"Writing is a racket. Most published authors know other writers or editors. Connections are everything."

Says who?

There's nothing that sets my teeth on edge like reading this kind of misinformed garbage, which appeared in today's Philadelphia Inquirer, in an article profiling Philadelphia author Shawn McBride, who sold his debut novel Green Grass Grace without the benefit of influence or connections or access to "literary watering holes." He just found the names of some agents, wrote a great query letter, got an agent interested, and sold his book two weeks later. An anomaly! A miracle! A Cinderella story! Who'd have ever thunk it?

Except that's how it happens for lots of writers -- including me.

I've written about this extensively in the "For Writers" section on my website, but I think it's worth revisiting, since I'm sure that anyone who reads today's Inquirer and doesn't know other editors or writers, and wouldn't be able to find a literary watering hole with a map and a Sherpa to guide her is going to come away unnecessarily discouraged.

When I wrote GOOD IN BED, I was working full-time as a reporter in Philadelphia. I wasn't hanging out in New York. I didn't know any agents or editors. When I finished the book, rather than asking around and seeking advice from colleagues who'd been published or well-connected college professors, I just got a book that listed literary agencies, picked twenty-five of them that had represented authors like me or books like mine, wrote what I thought was a funny, concise, compelling query letter, and sent it out.

Now, granted, I might have looked better on paper than McBride, who's a former mailman who had never published anything before. I'd worked at newspapers, I'd sold short stories, I'd taken creative writing classes and studied with big-name authors.

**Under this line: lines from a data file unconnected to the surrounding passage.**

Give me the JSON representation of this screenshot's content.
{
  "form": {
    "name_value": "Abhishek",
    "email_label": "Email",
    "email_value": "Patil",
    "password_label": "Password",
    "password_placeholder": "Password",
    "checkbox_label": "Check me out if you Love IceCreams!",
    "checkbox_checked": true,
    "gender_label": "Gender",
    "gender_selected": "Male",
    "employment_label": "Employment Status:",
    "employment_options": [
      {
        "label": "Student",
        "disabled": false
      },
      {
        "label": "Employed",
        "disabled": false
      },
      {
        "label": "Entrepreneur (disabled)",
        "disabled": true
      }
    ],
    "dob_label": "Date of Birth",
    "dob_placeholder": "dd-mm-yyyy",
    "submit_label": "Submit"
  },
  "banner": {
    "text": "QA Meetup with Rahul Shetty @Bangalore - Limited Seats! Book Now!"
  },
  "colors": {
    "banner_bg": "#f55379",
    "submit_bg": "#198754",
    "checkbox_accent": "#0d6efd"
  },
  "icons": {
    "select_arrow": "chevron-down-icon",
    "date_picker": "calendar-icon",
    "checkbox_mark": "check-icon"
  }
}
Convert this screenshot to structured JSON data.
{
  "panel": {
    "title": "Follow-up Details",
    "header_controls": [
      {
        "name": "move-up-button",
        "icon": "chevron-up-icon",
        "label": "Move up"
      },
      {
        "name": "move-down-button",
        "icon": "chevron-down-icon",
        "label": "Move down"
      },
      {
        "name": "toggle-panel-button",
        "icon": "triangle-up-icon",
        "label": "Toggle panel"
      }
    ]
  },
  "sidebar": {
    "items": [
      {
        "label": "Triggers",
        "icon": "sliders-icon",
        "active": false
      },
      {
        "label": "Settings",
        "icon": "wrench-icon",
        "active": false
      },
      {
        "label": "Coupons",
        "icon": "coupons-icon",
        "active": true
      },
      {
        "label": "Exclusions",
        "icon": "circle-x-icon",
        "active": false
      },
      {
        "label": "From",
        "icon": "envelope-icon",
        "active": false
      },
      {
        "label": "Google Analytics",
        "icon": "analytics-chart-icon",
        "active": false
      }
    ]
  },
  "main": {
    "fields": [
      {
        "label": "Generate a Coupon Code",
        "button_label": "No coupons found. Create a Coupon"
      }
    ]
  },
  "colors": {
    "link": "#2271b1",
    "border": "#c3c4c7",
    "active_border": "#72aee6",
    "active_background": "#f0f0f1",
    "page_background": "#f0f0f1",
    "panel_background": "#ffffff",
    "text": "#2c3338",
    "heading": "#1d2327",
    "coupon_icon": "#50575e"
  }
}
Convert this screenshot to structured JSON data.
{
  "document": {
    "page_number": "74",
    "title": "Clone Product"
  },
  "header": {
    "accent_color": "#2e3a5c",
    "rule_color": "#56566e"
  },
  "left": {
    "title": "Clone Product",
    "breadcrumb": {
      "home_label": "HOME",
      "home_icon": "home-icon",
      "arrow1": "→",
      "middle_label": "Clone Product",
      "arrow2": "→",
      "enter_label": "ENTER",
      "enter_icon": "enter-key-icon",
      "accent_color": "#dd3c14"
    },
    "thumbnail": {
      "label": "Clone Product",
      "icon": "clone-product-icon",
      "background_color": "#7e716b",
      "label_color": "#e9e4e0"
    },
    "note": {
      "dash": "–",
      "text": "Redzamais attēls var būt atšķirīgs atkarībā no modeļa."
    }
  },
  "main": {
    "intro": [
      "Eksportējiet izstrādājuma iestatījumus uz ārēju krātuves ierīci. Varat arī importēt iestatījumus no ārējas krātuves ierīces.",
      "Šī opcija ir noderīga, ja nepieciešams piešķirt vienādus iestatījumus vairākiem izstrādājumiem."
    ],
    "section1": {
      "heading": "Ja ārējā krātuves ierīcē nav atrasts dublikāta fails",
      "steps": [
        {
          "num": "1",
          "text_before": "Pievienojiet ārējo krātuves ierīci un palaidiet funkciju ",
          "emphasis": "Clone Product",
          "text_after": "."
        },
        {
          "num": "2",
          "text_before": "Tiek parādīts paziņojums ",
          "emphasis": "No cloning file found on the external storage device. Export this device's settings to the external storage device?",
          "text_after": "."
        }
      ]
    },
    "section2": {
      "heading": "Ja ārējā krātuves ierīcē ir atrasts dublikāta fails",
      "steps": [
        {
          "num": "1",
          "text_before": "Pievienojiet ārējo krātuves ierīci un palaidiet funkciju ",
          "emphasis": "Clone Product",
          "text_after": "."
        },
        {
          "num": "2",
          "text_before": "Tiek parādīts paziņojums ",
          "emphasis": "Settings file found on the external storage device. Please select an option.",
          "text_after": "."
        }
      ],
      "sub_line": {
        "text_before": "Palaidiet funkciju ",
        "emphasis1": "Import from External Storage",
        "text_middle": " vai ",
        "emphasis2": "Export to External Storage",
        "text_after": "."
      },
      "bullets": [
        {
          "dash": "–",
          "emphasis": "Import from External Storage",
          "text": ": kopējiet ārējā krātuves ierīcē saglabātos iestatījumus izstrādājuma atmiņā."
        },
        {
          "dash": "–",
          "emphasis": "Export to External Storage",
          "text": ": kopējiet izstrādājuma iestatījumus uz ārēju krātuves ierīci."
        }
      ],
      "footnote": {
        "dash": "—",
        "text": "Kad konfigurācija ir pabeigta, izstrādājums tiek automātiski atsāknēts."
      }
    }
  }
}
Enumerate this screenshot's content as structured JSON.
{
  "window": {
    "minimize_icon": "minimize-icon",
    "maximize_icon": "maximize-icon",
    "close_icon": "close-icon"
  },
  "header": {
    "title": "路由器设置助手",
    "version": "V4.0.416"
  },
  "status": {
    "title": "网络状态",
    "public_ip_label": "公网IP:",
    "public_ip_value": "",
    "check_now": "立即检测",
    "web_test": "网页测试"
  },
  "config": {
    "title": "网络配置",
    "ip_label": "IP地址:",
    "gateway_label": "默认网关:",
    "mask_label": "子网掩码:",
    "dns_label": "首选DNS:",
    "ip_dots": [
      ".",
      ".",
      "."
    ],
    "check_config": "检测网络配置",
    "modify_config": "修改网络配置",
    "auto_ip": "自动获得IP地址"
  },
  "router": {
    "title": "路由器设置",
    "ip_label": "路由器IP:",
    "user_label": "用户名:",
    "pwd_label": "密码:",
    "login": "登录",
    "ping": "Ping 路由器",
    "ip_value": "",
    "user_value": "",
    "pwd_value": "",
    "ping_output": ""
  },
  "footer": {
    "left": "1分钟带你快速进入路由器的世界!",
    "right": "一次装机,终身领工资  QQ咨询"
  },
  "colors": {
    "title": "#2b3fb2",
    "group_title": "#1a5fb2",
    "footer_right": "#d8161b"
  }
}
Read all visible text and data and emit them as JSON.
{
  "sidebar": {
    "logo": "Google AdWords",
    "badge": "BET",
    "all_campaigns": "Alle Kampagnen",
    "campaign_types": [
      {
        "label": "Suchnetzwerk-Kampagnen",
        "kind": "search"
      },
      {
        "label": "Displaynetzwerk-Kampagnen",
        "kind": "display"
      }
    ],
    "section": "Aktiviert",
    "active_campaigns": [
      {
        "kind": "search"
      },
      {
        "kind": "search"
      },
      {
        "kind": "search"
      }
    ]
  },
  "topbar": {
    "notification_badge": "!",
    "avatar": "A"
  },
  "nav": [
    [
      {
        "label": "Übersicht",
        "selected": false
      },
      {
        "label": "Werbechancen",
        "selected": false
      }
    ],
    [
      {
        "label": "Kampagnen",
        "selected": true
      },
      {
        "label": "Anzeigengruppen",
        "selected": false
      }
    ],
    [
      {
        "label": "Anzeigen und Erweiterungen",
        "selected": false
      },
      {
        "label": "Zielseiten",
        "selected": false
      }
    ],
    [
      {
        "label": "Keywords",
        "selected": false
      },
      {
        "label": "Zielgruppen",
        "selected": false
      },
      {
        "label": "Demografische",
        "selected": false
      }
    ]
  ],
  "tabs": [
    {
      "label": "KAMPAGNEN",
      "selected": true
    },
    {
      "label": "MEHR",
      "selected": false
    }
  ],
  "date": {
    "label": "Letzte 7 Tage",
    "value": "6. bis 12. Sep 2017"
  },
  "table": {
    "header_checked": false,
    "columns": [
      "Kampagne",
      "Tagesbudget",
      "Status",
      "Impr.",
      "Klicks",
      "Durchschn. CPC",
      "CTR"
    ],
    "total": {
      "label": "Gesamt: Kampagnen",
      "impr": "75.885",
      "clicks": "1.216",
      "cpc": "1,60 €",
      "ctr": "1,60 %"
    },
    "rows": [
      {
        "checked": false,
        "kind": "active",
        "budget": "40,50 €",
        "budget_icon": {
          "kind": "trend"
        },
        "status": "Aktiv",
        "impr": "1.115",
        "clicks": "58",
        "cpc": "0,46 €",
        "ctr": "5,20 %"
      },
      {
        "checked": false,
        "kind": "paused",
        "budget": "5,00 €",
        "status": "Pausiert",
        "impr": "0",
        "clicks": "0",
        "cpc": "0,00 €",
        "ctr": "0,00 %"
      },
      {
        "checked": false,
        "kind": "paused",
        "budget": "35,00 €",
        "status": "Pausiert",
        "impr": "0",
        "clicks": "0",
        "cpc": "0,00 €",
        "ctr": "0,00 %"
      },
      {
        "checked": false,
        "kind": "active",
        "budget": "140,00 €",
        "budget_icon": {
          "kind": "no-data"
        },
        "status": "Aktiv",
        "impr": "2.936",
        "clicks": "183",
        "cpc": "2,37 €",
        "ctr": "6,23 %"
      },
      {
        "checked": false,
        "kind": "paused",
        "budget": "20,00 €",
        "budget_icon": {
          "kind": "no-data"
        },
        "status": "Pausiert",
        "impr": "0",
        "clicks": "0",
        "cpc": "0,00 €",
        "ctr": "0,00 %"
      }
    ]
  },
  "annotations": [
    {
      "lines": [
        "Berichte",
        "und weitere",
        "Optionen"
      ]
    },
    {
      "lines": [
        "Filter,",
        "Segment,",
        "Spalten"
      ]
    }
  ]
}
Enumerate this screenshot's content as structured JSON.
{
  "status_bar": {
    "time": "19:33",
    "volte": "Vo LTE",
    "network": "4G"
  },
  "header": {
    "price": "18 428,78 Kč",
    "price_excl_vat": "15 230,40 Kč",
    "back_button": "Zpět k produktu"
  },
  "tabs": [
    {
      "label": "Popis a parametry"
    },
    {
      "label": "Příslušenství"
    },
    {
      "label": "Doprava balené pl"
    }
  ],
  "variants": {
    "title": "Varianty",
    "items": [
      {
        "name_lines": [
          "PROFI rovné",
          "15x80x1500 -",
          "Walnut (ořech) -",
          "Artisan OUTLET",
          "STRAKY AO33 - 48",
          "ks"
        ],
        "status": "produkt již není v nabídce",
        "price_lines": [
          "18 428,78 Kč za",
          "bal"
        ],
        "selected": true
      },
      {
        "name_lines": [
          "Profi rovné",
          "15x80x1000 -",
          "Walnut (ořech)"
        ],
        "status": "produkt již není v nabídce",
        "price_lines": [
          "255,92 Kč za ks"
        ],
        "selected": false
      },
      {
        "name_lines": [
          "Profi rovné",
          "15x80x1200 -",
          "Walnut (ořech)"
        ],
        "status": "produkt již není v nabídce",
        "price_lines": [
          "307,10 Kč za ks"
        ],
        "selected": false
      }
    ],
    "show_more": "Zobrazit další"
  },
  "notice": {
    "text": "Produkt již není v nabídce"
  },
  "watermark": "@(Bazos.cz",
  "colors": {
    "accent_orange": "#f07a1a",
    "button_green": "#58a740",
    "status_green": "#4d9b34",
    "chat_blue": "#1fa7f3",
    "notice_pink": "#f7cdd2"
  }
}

But as far as the New York-centric literary world was concerned, I was just another wannabe petitioning for a place in the slush pile. And still, without calling in a single connection, I eventually landed an agent, and a publishing deal. It took some time and persistence, but it happened...and my first book was eventually sold in four days. Why? Because it doesn't really matter who you are or who you know. What matters is that you've written a good book.

Good books get noticed by agents, get purchased by publishers, and find their way in the world. It doesn't matter whether they're written by Ivy League graduates whose fathers run publishing houses or mailmen with notebooks stuffed in their pockets. The myth that you need the right degree, the right last name, and the right connections to get a book deal is just that -- a myth (and one, I've noticed, that's most fervently embraced by people on the outside of the publishing world....the ones, perhaps, who like to think that if only they had the right connections, they'd be on the best seller list, too). Printing it like it's the gospel truth isn't doing readers, or writers, any favors.